Transferring A Scrollwork Pattern To A Cake

Decorating By pottedmeatchunks Updated 29 Oct 2007 , 1:31am by Antgirl

pottedmeatchunks Posted 28 Oct 2007 , 2:10pm
post #1 of 7

hello everyone! Im making a wedding cake this week and i've drawn a custom scrollwork design that while I could probably free hand it I would rather transfer it onto the cake to the fill in. does anyone have any ideas for this?? Thanks!!

6 replies
sugarshack Posted 28 Oct 2007 , 2:14pm
post #2 of 7

Yes!

draw the design full size on paper. use a pin to prick the outline while the paper is on top of styrofoam. that makes bumps on the back. use that paper to make an impression onto the sides of your cake and then pipe over that.

I just did one a few weeks ago like that and it worked great!

HTH! thumbs_up.gif

susierasmussen Posted 28 Oct 2007 , 2:37pm
post #3 of 7

You can draw the design backwards on a thin piece of cardboard. Go over the design with royal icing so that it is built up and then press the cardboard on the cake icing. It will act like a pattern press.
Susie[/b]

step0nmi Posted 28 Oct 2007 , 2:38pm
post #4 of 7
Quote:
Originally Posted by susierasmussen

You can draw the design backwards on a thin piece of cardboard. Go over the design with royal icing so that it is built up and then press the cardboard on the cake icing. It will act like a pattern press.
Susie[/b]


OMG! That is the coolest idea i've ever heard! What a GREAT tip! I am using that one day!

pottedmeatchunks Posted 28 Oct 2007 , 3:45pm
post #5 of 7

thanks guys! icon_biggrin.gif

lorijom Posted 28 Oct 2007 , 4:05pm
post #6 of 7

I always trace my designs onto a sheet of glass (edges taped) using royal icing. The glass allows you to trace any picture or design - flip design backwards if it is a "one way only" design. Once dry the royal icing stays put for as many imprints as you need to make. I use this on fondant or bc.

For the sides of a cake I trace the design up from the edge of the glass exactly the height I want the design to be on the cake so that I can rest the glass on the cake base and press in the design just where I want it.

Antgirl Posted 29 Oct 2007 , 1:31am
post #7 of 7

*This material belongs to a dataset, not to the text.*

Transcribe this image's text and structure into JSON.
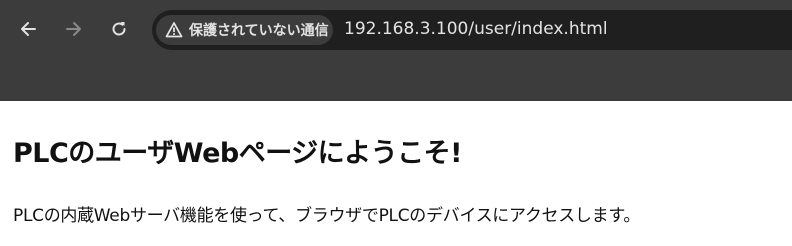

I had scrolls to transfer to a wedding cake a few weeks ago and faced the same dilemma. I started by drawing the scrollwork in ink on a sheet of paper. I then wrapped a piece of wax paper around the iced cake and cut to fit (to the height of the tier and the exact circumference). Then I folded the wax paper in half and half again and half again and so on until exactly one scroll pattern fit. Then I laid the wax paper over the ink pattern and "traced" the pattern by poking a toothpick through the wax paper. That made holes that stuck out on the underside of the wax paper. My intention (at someone's suggestion on this forum) was to imprint the pattern on the side of the cake by pressing the underside of the wax paper into the icing on the cake. But the problem I had was that my buttercream (it's a French buttercream -- made with egg yolks -- and it doesn't crust very hard at all) was too soft for this and the wax paper stuck to it. So instead I very gently laid the wax paper around the cake and then painstakingly poked a sewing needle through each toothpick hole into the cake. I used a toothpick at first but the holes it made in the cake were too large (I was using a #1 tip for some of the scrolls and dots). A sewing needle was just the thing!
The wax paper folding was very handy -- it eliminated the need to do any calculating about pattern size. Folding it in half repeatedly assured that when it was unfolded and wrapped around the cake the ends would meet properly and the pattern wouldn't be off.
I posted 3 photos of this cake, one of which is an up close of the scrolls on the bottom tier. I think (??) you can see them if you click on my photos at the bottom of my post, (right?) I haven't posted many pics yet so it should be easy to find -- the only wedding cake!
Hope this is helpful.

Quote by @%username% on %date%

%body%